  2. a use of provocative, colorful images;
  3. an ability to be read in one breath; and
  4. a sense of sudden enlightenment and illumination.

This philosophy influenced poet Ezra Pound, who noted the power of haiku’s brevity and juxtaposed images. He wrote, “The image itself is speech. The image is the word beyond formulated language.” The influence of haiku on Pound is most evident in his poem “In a Station of the Metro,” which began as a thirty-line poem, but was eventually pared down to two:

The apparition of these faces in the crowd; Petals on a wet, black bough.
Haiga
Haiga (俳画, haikai drawing) is a style of Japanese painting that incorporates the aesthetics of haikaiHaiga are typically painted by haiku poets (haijin), and often accompanied by a haiku poem. Like the poetic form it accompanied, haiga was based on simple, yet often profound, observations of the everyday world. Stephen Addiss points out that “since they are both created with the same brush and ink, adding an image to a haiku poem was … a natural activity.”

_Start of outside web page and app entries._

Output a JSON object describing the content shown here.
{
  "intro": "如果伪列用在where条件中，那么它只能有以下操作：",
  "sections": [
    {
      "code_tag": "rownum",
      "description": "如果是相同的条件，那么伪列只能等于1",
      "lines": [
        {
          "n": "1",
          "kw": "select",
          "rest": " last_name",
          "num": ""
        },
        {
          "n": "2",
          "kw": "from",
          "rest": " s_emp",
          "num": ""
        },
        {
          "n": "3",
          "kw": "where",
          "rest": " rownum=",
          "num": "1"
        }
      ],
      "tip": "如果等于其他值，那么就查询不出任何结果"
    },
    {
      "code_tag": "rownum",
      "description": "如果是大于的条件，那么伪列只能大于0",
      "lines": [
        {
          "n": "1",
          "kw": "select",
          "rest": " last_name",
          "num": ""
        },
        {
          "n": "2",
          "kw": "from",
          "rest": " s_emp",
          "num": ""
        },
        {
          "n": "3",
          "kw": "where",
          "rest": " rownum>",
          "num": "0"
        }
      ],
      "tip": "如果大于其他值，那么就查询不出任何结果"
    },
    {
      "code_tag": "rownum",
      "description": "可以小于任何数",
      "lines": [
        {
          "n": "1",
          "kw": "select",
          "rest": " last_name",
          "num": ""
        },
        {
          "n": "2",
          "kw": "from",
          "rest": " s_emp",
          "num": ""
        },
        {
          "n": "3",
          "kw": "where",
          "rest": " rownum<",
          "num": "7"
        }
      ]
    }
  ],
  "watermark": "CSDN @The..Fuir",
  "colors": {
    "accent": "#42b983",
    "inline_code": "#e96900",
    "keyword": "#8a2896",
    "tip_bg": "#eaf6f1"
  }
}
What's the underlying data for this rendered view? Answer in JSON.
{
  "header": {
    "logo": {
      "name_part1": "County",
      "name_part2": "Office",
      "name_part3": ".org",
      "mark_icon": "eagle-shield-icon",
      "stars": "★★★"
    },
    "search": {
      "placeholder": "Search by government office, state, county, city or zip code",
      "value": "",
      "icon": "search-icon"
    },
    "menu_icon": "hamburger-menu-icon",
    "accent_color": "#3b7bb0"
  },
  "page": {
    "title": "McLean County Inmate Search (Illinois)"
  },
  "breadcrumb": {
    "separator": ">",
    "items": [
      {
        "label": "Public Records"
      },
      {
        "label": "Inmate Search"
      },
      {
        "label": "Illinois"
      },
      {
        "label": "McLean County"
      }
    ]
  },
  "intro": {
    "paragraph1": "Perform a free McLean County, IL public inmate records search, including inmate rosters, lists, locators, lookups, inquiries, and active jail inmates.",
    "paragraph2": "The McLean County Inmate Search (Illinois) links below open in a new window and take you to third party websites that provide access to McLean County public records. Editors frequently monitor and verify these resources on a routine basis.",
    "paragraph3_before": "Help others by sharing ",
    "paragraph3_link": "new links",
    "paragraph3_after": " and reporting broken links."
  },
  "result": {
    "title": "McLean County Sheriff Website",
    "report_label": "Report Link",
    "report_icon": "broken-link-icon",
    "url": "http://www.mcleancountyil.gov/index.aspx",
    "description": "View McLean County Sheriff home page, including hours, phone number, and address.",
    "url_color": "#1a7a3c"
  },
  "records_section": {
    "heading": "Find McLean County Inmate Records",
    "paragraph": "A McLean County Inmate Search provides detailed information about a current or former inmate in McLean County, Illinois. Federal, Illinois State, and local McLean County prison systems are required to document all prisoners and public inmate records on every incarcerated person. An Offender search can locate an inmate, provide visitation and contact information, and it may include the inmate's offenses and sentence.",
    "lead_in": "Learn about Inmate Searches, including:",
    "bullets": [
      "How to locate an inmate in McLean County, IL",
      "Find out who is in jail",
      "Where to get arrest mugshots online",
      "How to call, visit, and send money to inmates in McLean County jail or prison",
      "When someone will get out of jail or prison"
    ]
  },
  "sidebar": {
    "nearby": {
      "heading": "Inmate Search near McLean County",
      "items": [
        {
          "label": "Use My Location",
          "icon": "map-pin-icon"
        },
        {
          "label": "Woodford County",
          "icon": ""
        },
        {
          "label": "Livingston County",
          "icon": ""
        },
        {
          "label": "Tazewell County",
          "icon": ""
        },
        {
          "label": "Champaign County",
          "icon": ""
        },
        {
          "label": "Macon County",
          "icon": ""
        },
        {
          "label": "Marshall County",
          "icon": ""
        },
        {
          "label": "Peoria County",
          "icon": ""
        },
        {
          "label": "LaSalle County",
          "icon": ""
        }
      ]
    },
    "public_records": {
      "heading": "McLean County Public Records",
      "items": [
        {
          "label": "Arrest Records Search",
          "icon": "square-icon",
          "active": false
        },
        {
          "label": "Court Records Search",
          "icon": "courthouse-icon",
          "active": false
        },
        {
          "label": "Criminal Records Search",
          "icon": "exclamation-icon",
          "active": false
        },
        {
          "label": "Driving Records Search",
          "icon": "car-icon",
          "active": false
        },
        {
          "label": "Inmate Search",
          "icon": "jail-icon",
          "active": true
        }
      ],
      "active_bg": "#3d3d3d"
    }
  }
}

Stylistically, haiga vary widely based on the preferences and training of the individual painter, but generally show influences of formal Kanō school painting, minimalist Zen painting, and Ōtsu-e, while sharing much of the aesthetic attitudes of the nanga tradition. Some were reproduced as woodblock prints. The subjects painted likewise vary widely, but are generally elements mentioned in the calligraphy, or poetic images which add meaning or depth to that expressed by the poem. The moon is a common subject in these poems and paintings, sometimes represented by the Zen circle ensō, which evokes a number of other meanings, including that of the void. Other subjects, ranging from Mount Fuji to rooftops, are frequently represented with a minimum of brushstrokes, thus evoking elegance and beauty in simplicity.
Examples of Haiga with Haiku 
For Discussion: Select a haiku (either traditional 5-7-5 or one that breaks the rules) and produce a minimum one-page (500 word) analysis. Use the elements of haiku analysis introduced in the lesson to break apart and pull the haiku back together with your conclusion. Be sure to research the poet and include details about their life to help establish context. Copy the haiku into the body of your discussion (it does not count toward the one-page analysis). Be sure to read and respond to the haikus and analysis contributed by your classmates.
Expression: Write a haiku  – use symbolism, metaphor and or other elements introduced in this class so far. Draw or paint a haiga to accompany your haiku.